The need for action is becoming increasingly clear, let’s hope our evening of discussion can initiate a prolonged engagement with the burning issues raised.

Michael

Join us on International Women’s Day!

3 Mar

Thursday 8th March 2012. A day to celebrate the achievements and general awesomeness of fearless feminist women, and to send up a rallying call for all the work that still needs to be done in pursuit of equality.

Speaking of rallying…there will be an IWD rally leaving the Art College Belfast at 11:00 and marching through the City Centre to the City Hall where speeches will take place at 12:00pm. I’m really humbled to have been asked to give a speech on the theme of the future of women’s rights and it’s fair to say I’m more than slightly bricking it. PLEASE come along under the Belfast Feminist Network banner and cheer loudly so that I don’t completely lose it and run away 🙂

THEN you are invited to come along to our most public event to date as we host one of our Feminist Forum panel discussion in the Ulster Hall, Group Space (upstairs) at 5pm. It would be fantastic to have lots of you there representing the Network and showing a real interest in hearing the stories of the courageous women we’ve been so lucky to get for this panel. Details are below. Whatever events you manage to fit in on IWD, have a great one! You can get the full programme of events for Belfast here courtesy of WRDA.

Kellie T

IWD Rush Hour Panel Discussion ‘Local Women: Global Perspectives’

Ulster Hall, Belfast 5-6pm

On International Women’s Day we would like to invite you to delve into the experiences of the international women living and working in our own city. If women’s voices are marginalised in the ongoing conversation about what Belfast is and has the potential to be, then the women who have come here from other parts of the world are even less visible.

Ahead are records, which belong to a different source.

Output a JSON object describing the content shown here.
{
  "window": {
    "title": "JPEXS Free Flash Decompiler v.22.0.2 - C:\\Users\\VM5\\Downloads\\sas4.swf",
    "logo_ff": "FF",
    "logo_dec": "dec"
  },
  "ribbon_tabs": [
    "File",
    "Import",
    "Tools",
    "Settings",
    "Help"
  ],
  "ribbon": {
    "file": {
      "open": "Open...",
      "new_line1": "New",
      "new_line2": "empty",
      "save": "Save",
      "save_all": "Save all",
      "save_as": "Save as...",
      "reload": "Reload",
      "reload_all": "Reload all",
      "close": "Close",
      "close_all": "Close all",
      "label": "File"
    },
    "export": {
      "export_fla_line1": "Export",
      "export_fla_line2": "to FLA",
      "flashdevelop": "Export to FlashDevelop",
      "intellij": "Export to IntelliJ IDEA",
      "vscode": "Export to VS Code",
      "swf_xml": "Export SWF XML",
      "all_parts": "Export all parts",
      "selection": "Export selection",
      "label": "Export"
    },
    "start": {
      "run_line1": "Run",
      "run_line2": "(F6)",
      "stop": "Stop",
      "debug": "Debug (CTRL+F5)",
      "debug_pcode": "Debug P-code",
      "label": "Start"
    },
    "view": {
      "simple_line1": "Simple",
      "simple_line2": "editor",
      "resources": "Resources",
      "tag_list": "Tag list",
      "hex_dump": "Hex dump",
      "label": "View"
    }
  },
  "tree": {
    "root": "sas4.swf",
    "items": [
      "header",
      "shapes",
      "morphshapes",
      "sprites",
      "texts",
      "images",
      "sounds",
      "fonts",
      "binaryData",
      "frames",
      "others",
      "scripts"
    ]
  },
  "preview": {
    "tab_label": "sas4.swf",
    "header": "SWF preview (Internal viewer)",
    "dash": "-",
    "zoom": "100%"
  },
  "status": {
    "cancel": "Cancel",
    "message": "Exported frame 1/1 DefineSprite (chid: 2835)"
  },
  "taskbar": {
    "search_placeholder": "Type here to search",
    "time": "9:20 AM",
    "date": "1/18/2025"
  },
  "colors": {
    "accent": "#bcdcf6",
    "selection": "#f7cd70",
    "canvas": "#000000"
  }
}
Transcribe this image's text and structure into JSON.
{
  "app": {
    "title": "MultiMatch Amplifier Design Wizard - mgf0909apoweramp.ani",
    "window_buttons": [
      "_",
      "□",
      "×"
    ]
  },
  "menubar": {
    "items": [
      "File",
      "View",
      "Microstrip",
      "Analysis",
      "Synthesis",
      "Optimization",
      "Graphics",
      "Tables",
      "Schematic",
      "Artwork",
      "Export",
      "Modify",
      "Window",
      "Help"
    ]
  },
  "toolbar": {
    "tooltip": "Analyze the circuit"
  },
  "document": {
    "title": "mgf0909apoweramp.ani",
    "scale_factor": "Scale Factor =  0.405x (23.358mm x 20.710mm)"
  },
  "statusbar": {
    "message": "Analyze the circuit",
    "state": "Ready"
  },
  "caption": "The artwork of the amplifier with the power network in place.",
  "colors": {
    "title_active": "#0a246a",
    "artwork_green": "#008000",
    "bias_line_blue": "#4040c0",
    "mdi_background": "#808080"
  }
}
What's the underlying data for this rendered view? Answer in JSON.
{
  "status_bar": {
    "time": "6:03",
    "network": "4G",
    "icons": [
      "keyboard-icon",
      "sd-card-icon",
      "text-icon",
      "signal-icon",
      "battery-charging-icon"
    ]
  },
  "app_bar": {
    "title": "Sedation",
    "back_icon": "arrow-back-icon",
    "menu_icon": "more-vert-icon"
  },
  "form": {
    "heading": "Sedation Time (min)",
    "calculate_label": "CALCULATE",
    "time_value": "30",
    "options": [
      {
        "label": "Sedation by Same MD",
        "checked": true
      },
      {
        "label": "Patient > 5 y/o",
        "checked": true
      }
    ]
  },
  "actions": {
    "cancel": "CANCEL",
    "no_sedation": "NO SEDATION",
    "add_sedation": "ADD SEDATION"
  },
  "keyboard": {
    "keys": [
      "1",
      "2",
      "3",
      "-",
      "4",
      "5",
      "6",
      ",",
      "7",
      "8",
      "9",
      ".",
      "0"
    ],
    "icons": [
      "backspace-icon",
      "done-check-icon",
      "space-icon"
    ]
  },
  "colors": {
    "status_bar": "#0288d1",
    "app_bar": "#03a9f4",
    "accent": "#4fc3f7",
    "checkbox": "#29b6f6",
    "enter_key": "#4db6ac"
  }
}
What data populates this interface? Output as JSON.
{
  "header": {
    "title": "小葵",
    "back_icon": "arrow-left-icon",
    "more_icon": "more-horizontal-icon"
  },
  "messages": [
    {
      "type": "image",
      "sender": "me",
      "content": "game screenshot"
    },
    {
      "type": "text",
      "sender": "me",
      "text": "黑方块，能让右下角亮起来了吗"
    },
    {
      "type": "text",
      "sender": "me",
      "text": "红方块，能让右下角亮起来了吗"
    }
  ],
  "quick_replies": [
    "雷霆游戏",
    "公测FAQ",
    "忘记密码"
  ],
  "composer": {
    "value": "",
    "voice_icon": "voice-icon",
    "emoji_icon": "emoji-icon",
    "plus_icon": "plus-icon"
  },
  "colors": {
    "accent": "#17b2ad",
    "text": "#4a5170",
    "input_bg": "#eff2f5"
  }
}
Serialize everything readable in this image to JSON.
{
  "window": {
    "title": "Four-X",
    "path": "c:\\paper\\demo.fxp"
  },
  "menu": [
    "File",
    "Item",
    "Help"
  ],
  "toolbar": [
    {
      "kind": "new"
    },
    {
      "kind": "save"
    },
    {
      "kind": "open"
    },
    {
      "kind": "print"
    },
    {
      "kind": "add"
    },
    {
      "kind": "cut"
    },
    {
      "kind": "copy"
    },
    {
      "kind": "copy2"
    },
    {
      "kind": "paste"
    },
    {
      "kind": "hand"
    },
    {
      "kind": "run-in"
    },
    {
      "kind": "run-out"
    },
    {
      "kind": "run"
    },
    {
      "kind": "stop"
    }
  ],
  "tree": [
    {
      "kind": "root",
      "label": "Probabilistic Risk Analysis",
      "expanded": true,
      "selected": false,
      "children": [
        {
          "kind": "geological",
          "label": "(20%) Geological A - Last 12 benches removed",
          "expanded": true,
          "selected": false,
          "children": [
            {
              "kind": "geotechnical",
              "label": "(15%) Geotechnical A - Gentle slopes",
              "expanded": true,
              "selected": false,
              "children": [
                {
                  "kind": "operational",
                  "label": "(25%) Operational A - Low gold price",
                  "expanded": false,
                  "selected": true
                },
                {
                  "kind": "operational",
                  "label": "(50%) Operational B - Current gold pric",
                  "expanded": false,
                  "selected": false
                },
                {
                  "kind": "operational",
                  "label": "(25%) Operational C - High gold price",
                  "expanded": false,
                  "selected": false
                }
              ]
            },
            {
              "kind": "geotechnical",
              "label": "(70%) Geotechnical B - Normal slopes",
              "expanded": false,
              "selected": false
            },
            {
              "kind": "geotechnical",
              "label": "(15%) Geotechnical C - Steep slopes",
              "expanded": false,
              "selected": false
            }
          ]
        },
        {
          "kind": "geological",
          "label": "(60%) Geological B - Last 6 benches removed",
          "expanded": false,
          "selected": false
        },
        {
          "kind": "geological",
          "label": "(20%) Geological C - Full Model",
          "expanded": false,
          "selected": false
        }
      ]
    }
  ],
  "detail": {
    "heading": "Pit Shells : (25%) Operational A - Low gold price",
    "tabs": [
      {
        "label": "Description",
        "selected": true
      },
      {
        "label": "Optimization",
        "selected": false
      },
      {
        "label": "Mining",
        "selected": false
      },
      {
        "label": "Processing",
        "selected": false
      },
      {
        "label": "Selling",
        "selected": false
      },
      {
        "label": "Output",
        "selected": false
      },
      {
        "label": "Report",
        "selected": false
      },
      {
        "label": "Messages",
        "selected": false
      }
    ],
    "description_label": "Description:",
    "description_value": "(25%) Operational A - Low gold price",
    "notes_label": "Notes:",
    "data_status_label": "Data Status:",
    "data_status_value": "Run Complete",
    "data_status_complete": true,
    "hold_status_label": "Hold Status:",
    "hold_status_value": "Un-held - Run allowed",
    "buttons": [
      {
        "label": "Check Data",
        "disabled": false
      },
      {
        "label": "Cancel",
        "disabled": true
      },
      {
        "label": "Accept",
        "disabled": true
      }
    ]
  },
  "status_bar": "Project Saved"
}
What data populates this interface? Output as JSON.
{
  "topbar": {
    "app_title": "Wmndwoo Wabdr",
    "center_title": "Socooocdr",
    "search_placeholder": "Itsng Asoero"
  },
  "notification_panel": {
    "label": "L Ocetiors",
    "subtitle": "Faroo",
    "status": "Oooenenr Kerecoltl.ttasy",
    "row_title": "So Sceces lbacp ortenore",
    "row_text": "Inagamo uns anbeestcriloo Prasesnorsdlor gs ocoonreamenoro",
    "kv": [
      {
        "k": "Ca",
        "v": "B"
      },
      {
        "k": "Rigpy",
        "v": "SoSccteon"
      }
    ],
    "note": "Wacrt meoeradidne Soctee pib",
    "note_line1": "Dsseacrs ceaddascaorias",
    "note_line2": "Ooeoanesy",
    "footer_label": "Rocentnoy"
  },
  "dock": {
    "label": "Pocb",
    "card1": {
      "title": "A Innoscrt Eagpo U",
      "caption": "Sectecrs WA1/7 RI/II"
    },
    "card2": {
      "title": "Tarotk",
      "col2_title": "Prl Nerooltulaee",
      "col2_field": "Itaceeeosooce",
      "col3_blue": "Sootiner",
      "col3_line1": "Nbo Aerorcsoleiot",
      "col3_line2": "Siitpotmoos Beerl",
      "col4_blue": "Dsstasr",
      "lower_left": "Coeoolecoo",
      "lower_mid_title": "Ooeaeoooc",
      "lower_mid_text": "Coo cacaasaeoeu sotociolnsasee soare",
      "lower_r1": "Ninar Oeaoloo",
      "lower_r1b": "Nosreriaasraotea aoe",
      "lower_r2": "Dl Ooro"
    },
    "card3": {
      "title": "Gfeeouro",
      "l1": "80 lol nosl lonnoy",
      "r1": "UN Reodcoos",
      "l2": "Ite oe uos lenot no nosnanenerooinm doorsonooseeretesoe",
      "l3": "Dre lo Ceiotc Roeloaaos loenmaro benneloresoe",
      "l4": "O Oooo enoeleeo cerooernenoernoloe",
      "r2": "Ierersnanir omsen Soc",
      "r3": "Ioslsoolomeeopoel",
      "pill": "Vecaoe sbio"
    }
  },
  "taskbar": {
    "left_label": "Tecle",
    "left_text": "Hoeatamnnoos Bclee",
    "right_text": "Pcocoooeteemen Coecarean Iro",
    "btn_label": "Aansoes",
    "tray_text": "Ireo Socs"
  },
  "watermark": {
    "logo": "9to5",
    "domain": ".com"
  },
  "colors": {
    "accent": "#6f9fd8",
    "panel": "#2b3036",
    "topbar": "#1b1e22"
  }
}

Belfast Feminist Network have invited a panel of such women to share their stories so that we can celebrate their contributions, be challenged by the struggles life here can present, and learn a little about the issues women face in their own home nations.

Chair: Louise Higgins (BFN, NICEM)
Panel:
Assia El-Zaruk (Libya)
Mimi Unamoyo (DRC)
Rosa Wu (Taiwan, ROC)
Barbara Gabriella Renzi (Italy) – introducing her new documentary “Belfast: You Never Know!”

(Starts 5pm sharp due to 1 hr time limit on venue.)